The National (Editorial)
November 4, 2011 - 12:00am

The United Nations Educational, Scientific and Cultural Organization says that it exists "to contribute to the building of peace, the eradication of poverty, sustainable development and intercultural dialogue through education, the sciences, culture, communication and information".

That's a heavy workload at any time. This week some of Unesco's worthy work became collateral damage. But now the UAE, newly elected to the group's 58-member Executive Board, has an opportunity to help guide Unesco around the worst results of a mean-spirited US law that has cut millions of dollars from Unesco's budget.

The Unesco agenda has unfortunately been somewhat politicised by this week's events. The group's General Conference, which meets every two years, voted to admit the Palestinian Authority as a full member, triggering a US law cancelling a $60 million (Dh220 million) payment. Add in anticipated similar action by Israel and Unesco's revenue will fall by a quarter.

Following the widely-reported vote on Palestinian membership, the General Conference conducted some less-publicised voting, electing new executive board members, including the UAE. One of 58 seats on a body that meets only every six months may not seem like much, but in fact the selection of the UAE is significant and promising.

It is noteworthy that the UAE's candidacy won the support of 144 of the 186 members voting, almost 40 votes more than the second-highest total for the seats reserved for Arab states. The number suggests how much respect and stature the UAE has acquired in world affairs.

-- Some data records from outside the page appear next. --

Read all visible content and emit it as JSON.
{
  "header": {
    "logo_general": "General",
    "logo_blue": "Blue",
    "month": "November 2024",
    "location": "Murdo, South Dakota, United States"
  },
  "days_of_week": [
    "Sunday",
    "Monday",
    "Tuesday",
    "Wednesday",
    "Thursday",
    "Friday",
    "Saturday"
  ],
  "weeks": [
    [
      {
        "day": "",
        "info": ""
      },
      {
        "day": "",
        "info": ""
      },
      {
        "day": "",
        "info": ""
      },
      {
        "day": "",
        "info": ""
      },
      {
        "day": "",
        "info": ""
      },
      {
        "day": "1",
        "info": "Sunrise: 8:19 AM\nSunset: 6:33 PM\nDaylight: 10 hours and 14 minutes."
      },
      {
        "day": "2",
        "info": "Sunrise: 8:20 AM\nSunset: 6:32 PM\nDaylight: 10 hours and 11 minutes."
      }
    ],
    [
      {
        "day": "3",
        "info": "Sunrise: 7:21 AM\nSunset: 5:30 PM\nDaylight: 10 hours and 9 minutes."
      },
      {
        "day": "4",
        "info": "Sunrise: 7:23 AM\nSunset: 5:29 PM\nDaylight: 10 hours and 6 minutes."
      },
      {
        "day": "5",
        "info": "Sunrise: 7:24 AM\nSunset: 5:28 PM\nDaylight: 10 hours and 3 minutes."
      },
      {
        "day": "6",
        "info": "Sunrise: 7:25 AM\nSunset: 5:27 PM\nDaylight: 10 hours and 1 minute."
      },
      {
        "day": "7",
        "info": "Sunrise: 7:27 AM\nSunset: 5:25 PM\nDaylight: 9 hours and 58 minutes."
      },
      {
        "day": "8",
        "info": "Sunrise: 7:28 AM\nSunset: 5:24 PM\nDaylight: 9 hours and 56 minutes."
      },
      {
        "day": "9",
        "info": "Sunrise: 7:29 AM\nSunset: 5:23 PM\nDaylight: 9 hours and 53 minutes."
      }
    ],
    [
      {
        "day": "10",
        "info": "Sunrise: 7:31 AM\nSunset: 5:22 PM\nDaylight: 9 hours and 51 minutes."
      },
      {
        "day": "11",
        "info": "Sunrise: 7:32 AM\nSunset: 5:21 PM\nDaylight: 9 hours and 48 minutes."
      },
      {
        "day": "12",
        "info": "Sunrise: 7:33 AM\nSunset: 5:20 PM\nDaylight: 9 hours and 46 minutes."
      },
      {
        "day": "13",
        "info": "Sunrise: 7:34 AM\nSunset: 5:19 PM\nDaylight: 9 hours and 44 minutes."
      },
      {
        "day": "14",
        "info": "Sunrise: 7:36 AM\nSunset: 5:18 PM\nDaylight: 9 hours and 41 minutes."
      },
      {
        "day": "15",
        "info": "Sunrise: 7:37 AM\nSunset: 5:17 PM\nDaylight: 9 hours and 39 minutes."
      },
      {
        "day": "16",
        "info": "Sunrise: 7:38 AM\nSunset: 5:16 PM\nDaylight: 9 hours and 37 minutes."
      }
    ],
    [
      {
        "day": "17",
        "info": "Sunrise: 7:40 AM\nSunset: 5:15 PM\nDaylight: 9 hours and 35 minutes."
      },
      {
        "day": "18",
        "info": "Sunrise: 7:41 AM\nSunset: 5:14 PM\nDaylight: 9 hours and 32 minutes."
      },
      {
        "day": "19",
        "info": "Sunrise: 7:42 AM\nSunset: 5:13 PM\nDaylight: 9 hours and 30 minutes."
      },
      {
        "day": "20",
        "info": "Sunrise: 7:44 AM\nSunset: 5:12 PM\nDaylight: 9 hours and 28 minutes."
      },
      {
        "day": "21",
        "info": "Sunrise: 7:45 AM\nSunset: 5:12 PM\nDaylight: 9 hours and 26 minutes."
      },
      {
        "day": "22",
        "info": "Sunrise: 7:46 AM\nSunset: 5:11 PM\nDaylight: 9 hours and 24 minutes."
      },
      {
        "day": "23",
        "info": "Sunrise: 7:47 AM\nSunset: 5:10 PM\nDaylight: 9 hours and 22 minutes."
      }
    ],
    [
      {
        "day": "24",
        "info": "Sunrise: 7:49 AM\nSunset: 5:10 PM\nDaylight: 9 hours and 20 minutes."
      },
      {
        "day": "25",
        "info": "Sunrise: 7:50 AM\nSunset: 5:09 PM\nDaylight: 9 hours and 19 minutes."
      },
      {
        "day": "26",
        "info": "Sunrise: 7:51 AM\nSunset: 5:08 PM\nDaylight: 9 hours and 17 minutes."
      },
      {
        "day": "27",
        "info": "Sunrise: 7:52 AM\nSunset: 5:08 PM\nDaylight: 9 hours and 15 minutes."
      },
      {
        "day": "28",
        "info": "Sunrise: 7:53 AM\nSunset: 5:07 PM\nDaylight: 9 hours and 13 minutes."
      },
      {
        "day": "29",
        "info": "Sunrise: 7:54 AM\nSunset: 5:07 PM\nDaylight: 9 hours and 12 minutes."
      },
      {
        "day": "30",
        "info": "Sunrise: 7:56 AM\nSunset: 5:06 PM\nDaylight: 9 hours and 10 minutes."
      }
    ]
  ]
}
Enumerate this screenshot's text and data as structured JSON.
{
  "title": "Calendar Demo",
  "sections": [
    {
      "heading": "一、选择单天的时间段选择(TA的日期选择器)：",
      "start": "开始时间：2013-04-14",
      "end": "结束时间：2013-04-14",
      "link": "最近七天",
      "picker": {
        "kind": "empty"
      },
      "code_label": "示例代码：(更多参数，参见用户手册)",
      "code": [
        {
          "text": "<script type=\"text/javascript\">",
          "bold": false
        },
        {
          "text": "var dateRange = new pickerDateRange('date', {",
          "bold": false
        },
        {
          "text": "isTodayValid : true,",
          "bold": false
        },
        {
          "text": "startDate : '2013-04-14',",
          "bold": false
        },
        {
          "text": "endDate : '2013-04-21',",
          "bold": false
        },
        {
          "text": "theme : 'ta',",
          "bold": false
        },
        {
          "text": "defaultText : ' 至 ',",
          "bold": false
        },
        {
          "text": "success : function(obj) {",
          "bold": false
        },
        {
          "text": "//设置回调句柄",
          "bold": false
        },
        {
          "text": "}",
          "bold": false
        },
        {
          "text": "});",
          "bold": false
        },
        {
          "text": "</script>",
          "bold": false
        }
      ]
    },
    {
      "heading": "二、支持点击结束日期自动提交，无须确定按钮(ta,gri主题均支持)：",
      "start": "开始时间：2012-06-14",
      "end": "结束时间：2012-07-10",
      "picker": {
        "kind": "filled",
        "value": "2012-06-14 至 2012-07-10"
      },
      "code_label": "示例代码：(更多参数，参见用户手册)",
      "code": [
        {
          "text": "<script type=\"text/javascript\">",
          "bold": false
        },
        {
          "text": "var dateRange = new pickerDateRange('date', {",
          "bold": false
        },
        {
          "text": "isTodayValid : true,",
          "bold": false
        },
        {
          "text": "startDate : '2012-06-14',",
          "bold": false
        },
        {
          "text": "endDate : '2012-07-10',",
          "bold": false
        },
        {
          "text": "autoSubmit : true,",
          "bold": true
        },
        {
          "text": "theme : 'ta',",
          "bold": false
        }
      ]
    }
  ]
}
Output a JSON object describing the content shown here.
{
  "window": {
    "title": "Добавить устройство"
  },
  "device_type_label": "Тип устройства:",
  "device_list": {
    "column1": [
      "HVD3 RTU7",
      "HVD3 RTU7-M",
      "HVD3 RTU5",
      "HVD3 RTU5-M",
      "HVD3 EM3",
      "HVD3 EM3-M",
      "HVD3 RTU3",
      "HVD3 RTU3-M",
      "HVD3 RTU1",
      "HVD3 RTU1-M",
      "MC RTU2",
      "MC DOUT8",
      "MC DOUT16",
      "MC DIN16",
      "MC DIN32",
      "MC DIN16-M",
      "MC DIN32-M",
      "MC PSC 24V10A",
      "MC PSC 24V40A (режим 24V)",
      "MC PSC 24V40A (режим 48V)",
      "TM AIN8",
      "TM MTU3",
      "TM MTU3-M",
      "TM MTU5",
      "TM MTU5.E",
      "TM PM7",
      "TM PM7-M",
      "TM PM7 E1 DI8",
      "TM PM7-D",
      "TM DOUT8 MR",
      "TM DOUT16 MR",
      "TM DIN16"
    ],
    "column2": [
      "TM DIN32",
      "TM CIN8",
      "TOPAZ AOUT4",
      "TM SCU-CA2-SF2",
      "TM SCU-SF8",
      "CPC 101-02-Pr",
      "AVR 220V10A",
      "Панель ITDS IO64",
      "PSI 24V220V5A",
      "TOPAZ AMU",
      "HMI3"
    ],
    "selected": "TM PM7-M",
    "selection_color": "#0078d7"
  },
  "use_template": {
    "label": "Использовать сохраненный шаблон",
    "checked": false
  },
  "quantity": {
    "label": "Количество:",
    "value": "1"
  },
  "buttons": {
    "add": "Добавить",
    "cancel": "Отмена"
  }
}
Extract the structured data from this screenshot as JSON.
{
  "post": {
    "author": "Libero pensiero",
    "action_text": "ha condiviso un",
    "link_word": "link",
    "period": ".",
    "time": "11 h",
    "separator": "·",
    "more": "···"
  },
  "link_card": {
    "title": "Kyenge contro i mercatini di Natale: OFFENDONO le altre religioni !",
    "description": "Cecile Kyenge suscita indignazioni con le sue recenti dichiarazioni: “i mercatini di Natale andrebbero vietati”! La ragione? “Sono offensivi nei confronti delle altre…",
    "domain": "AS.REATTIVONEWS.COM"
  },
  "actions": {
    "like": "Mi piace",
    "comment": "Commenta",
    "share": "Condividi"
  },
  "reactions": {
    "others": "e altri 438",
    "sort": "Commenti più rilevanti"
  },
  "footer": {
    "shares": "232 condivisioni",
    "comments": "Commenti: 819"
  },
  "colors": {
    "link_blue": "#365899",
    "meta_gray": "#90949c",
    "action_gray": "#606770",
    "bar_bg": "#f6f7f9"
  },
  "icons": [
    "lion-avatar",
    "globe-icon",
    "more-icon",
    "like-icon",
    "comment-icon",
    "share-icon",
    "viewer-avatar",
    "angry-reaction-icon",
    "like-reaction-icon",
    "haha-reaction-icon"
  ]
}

The challenge now is for all the board members to further Unesco's work. States on good terms with the US, for example, could help cajole Congress into rescinding the punitive law that cut funding. In the interim, members could lobby their own governments to give more.

As Unesco's director-general, Irina Bokova of Bulgaria, noted this week, Unesco's numerous programmes currently include work to foster a free press in several Arab Spring states, to teach Afghan police officers to read, to expand Holocaust education worldwide and other projects dear to the US and policymakers elsewhere.

The PA hopes to join as many as 16 other UN bodies. To limit the damage done by American truculence, so that these groups can function as they are intended to do, is a challenge which the UAE can help to mee


American Task Force on Palestine - 1634 Eye St. NW, Suite 725, Washington DC 20006 - Telephone: 202-262-0017